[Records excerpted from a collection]
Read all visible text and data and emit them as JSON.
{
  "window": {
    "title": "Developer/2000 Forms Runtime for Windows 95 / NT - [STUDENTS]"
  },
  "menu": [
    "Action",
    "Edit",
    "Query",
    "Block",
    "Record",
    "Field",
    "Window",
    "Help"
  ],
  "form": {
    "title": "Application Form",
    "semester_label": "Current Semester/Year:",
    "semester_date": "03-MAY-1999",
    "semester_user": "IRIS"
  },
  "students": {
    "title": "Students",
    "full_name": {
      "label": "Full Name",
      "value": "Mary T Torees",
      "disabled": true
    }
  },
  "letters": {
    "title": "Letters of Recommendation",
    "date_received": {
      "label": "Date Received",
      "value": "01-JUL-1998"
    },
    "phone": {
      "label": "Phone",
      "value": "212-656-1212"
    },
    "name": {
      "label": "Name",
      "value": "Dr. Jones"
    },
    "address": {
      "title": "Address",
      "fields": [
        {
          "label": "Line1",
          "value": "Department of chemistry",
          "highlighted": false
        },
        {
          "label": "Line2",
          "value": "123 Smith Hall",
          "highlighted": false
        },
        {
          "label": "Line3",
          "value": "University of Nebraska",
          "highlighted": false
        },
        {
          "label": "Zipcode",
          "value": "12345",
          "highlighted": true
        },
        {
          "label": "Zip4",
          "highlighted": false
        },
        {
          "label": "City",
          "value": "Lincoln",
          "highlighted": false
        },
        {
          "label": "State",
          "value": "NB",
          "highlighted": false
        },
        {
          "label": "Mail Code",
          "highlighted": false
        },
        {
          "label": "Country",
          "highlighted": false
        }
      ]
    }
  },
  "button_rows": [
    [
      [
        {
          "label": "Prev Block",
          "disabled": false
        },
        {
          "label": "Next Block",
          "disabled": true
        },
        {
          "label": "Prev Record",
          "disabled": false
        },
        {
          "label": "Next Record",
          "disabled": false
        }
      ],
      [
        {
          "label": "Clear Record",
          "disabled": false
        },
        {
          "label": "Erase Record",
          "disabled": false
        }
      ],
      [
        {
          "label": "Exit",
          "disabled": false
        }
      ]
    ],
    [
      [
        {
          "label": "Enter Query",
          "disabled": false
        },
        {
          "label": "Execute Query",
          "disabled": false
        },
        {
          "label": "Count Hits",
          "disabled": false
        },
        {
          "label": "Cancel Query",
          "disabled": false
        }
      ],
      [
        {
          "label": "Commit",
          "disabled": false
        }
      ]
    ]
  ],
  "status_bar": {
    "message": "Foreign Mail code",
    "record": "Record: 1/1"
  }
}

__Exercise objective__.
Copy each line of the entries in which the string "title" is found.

__Solution below__.
    "title": "Developer/2000 Forms Runtime for Windows 95 / NT - [STUDENTS]"
    "title": "Application Form",
    "title": "Students",
    "title": "Letters of Recommendation",
      "title": "Address",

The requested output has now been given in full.